Task to complete
Go through the records below and report each line with "content" in it.
++++++++++++++++++++
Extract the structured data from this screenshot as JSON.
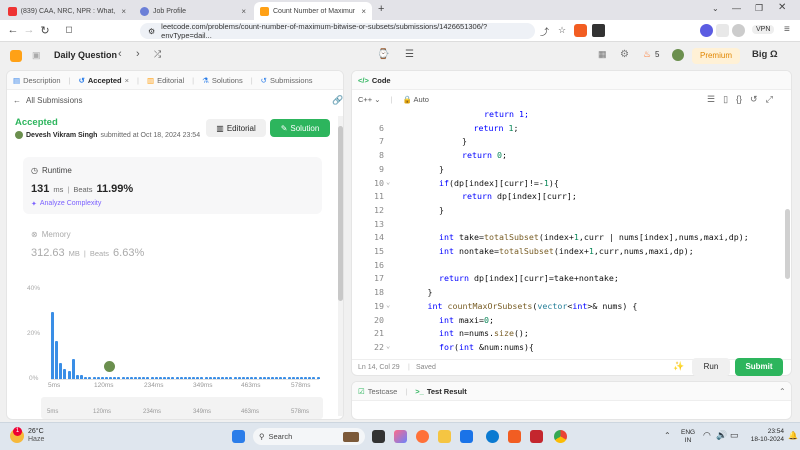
{
  "browser": {
    "tabs": [
      {
        "title": "(839) CAA, NRC, NPR : What, Why A",
        "active": false
      },
      {
        "title": "Job Profile",
        "active": false
      },
      {
        "title": "Count Number of Maximum Bi",
        "active": true
      }
    ],
    "new_tab": "+",
    "url": "leetcode.com/problems/count-number-of-maximum-bitwise-or-subsets/submissions/1426651306/?envType=dail...",
    "vpn_label": "VPN"
  },
  "header": {
    "daily_question": "Daily Question",
    "streak": "5",
    "premium": "Premium",
    "big_omega": "Big Ω"
  },
  "left_panel": {
    "tabs": [
      "Description",
      "Accepted",
      "Editorial",
      "Solutions",
      "Submissions"
    ],
    "all_submissions": "All Submissions",
    "status": "Accepted",
    "author": "Devesh Vikram Singh",
    "submitted": "submitted at Oct 18, 2024 23:54",
    "editorial_btn": "Editorial",
    "solution_btn": "Solution",
    "runtime": {
      "label": "Runtime",
      "value": "131",
      "unit": "ms",
      "beats_label": "Beats",
      "beats": "11.99%",
      "analyze": "Analyze Complexity"
    },
    "memory": {
      "label": "Memory",
      "value": "312.63",
      "unit": "MB",
      "beats_label": "Beats",
      "beats": "6.63%"
    },
    "chart": {
      "y_ticks": [
        "40%",
        "20%",
        "0%"
      ],
      "x_ticks": [
        "5ms",
        "120ms",
        "234ms",
        "349ms",
        "463ms",
        "578ms"
      ],
      "mini_x_ticks": [
        "5ms",
        "120ms",
        "234ms",
        "349ms",
        "463ms",
        "578ms"
      ],
      "bar_values": [
        33,
        19,
        8,
        5,
        4,
        10,
        2,
        2,
        1,
        1,
        1,
        1,
        1,
        1,
        1,
        1,
        1,
        1,
        1,
        1,
        1,
        1,
        1,
        1,
        1,
        1,
        1,
        1,
        1,
        1,
        1,
        1,
        1,
        1,
        1,
        1,
        1,
        1,
        1,
        1,
        1,
        1,
        1,
        1,
        1,
        1,
        1,
        1,
        1,
        1,
        1,
        1,
        1,
        1,
        1,
        1,
        1,
        1,
        1,
        1,
        1,
        1,
        1,
        1,
        1
      ]
    }
  },
  "code_panel": {
    "title": "Code",
    "language": "C++",
    "auto": "Auto",
    "top_partial": "return 1;",
    "lines": [
      {
        "n": "6",
        "indent": 5,
        "segs": [
          [
            "kw",
            "return "
          ],
          [
            "nm",
            "1"
          ],
          [
            "tx",
            ";"
          ]
        ]
      },
      {
        "n": "7",
        "indent": 4,
        "segs": [
          [
            "tx",
            "}"
          ]
        ]
      },
      {
        "n": "8",
        "indent": 4,
        "segs": [
          [
            "kw",
            "return "
          ],
          [
            "nm",
            "0"
          ],
          [
            "tx",
            ";"
          ]
        ]
      },
      {
        "n": "9",
        "indent": 2,
        "segs": [
          [
            "tx",
            "}"
          ]
        ]
      },
      {
        "n": "10",
        "indent": 2,
        "fold": true,
        "segs": [
          [
            "kw",
            "if"
          ],
          [
            "tx",
            "(dp[index][curr]!=-"
          ],
          [
            "nm",
            "1"
          ],
          [
            "tx",
            "){"
          ]
        ]
      },
      {
        "n": "11",
        "indent": 4,
        "segs": [
          [
            "kw",
            "return "
          ],
          [
            "tx",
            "dp[index][curr];"
          ]
        ]
      },
      {
        "n": "12",
        "indent": 2,
        "segs": [
          [
            "tx",
            "}"
          ]
        ]
      },
      {
        "n": "13",
        "indent": 0,
        "segs": []
      },
      {
        "n": "14",
        "indent": 2,
        "segs": [
          [
            "kw",
            "int "
          ],
          [
            "tx",
            "take="
          ],
          [
            "fn",
            "totalSubset"
          ],
          [
            "tx",
            "(index+"
          ],
          [
            "nm",
            "1"
          ],
          [
            "tx",
            ",curr | nums[index],nums,maxi,dp);"
          ]
        ]
      },
      {
        "n": "15",
        "indent": 2,
        "segs": [
          [
            "kw",
            "int "
          ],
          [
            "tx",
            "nontake="
          ],
          [
            "fn",
            "totalSubset"
          ],
          [
            "tx",
            "(index+"
          ],
          [
            "nm",
            "1"
          ],
          [
            "tx",
            ",curr,nums,maxi,dp);"
          ]
        ]
      },
      {
        "n": "16",
        "indent": 0,
        "segs": []
      },
      {
        "n": "17",
        "indent": 2,
        "segs": [
          [
            "kw",
            "return "
          ],
          [
            "tx",
            "dp[index][curr]=take+nontake;"
          ]
        ]
      },
      {
        "n": "18",
        "indent": 1,
        "segs": [
          [
            "tx",
            "}"
          ]
        ]
      },
      {
        "n": "19",
        "indent": 1,
        "fold": true,
        "segs": [
          [
            "kw",
            "int "
          ],
          [
            "fn",
            "countMaxOrSubsets"
          ],
          [
            "tx",
            "("
          ],
          [
            "ty",
            "vector"
          ],
          [
            "tx",
            "<"
          ],
          [
            "kw",
            "int"
          ],
          [
            "tx",
            ">& nums) {"
          ]
        ]
      },
      {
        "n": "20",
        "indent": 2,
        "segs": [
          [
            "kw",
            "int "
          ],
          [
            "tx",
            "maxi="
          ],
          [
            "nm",
            "0"
          ],
          [
            "tx",
            ";"
          ]
        ]
      },
      {
        "n": "21",
        "indent": 2,
        "segs": [
          [
            "kw",
            "int "
          ],
          [
            "tx",
            "n=nums."
          ],
          [
            "fn",
            "size"
          ],
          [
            "tx",
            "();"
          ]
        ]
      },
      {
        "n": "22",
        "indent": 2,
        "fold": true,
        "segs": [
          [
            "kw",
            "for"
          ],
          [
            "tx",
            "("
          ],
          [
            "kw",
            "int "
          ],
          [
            "tx",
            "&num:nums){"
          ]
        ]
      }
    ],
    "status": "Ln 14, Col 29",
    "saved": "Saved",
    "run": "Run",
    "submit": "Submit"
  },
  "bottom_panel": {
    "testcase": "Testcase",
    "result": "Test Result"
  },
  "taskbar": {
    "weather_temp": "26°C",
    "weather_desc": "Haze",
    "search": "Search",
    "lang1": "ENG",
    "lang2": "IN",
    "time": "23:54",
    "date": "18-10-2024",
    "badge": "1"
  }
}
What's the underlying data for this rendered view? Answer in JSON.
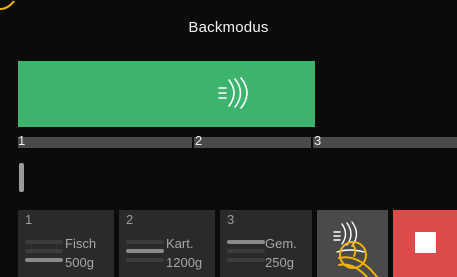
{
  "header": {
    "title": "Backmodus"
  },
  "program": {
    "segment_numbers": [
      "1",
      "2",
      "3"
    ],
    "current_segment": 1,
    "heating_icon": "steam-icon"
  },
  "steps": [
    {
      "number": "1",
      "name": "Fisch",
      "weight": "500g"
    },
    {
      "number": "2",
      "name": "Kart.",
      "weight": "1200g"
    },
    {
      "number": "3",
      "name": "Gem.",
      "weight": "250g"
    }
  ],
  "controls": {
    "mode_icon": "steam-bake-icon",
    "stop_icon": "stop-icon",
    "touch_hint_icon": "hand-touch-icon"
  },
  "colors": {
    "background": "#0b0b0b",
    "active_progress": "#3cb46e",
    "stop": "#dc4a4a",
    "accent": "#f0b400",
    "tile": "#2a2a2a",
    "track": "#4a4a4a"
  }
}
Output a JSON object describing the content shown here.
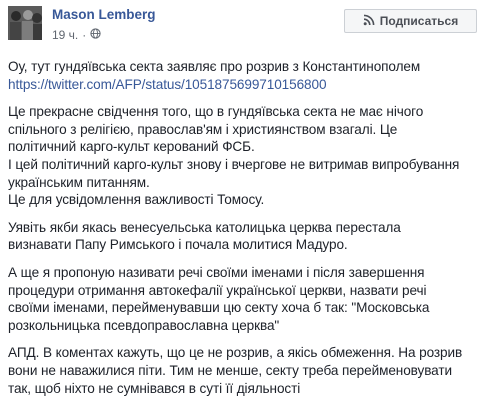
{
  "author": "Mason Lemberg",
  "timestamp": "19 ч.",
  "separator": "·",
  "privacy_icon": "globe-icon",
  "subscribe_label": "Подписаться",
  "subscribe_icon": "rss-icon",
  "colors": {
    "link": "#385898",
    "text": "#1d2129",
    "meta": "#616770"
  },
  "paragraphs": [
    [
      "Оу, тут гундяївська секта заявляє про розрив з Константинополем",
      "https://twitter.com/AFP/status/1051875699710156800"
    ],
    [
      "Це прекрасне свідчення того, що в гундяївська секта не має нічого",
      "спільного з релігією, православ'ям і християнством взагалі. Це",
      "політичний карго-культ керований ФСБ.",
      "І цей політичний карго-культ знову і вчергове не витримав випробування",
      "українським питанням.",
      "Це для усвідомлення важливості Томосу."
    ],
    [
      "Уявіть якби якась венесуельська католицька церква перестала",
      "визнавати Папу Римського і почала молитися Мадуро."
    ],
    [
      "А ще я пропоную називати речі своїми іменами і після завершення",
      "процедури отримання автокефалії української церкви, назвати речі",
      "своїми іменами, перейменувавши цю секту хоча б так: \"Московська",
      "розкольницька псевдоправославна церква\""
    ],
    [
      "АПД. В коментах кажуть, що це не розрив, а якісь обмеження. На розрив",
      "вони не наважилися піти. Тим не менше, секту треба перейменовувати",
      "так, щоб ніхто не сумнівався в суті її діяльності"
    ]
  ]
}
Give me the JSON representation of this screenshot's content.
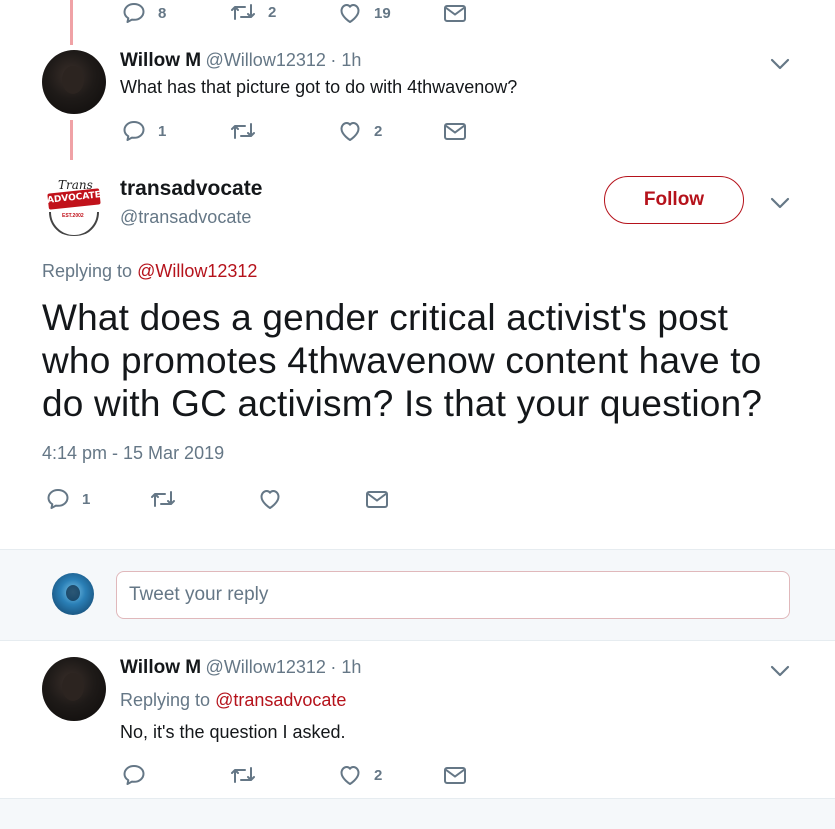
{
  "tweet_top": {
    "reply_count": "8",
    "retweet_count": "2",
    "like_count": "19"
  },
  "reply1": {
    "name": "Willow M",
    "handle": "@Willow12312",
    "time": "· 1h",
    "text": "What has that picture got to do with 4thwavenow?",
    "reply_count": "1",
    "like_count": "2"
  },
  "main_tweet": {
    "name": "transadvocate",
    "handle": "@transadvocate",
    "follow_label": "Follow",
    "replying_prefix": "Replying to",
    "replying_to": "@Willow12312",
    "text": "What does a gender critical activist's post who promotes 4thwavenow content have to do with GC activism? Is that your question?",
    "timestamp": "4:14 pm - 15 Mar 2019",
    "reply_count": "1",
    "logo_text": {
      "top": "Trans",
      "middle": "ADVOCATE",
      "bottom": "EST.2002"
    }
  },
  "composer": {
    "placeholder": "Tweet your reply"
  },
  "reply2": {
    "name": "Willow M",
    "handle": "@Willow12312",
    "time": "· 1h",
    "replying_prefix": "Replying to",
    "replying_to": "@transadvocate",
    "text": "No, it's the question I asked.",
    "like_count": "2"
  },
  "colors": {
    "accent": "#b5121b",
    "muted": "#657786",
    "thread_line": "#f0a2a6"
  },
  "icons": [
    "comment-icon",
    "retweet-icon",
    "like-icon",
    "message-icon",
    "chevron-down-icon"
  ]
}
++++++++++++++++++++
Result of the task
Output a JSON object describing the content shown here.
Give me the JSON representation of this screenshot's content.
    "text": "What does a gender critical activist's post who promotes 4thwavenow content have to do with GC activism? Is that your question?",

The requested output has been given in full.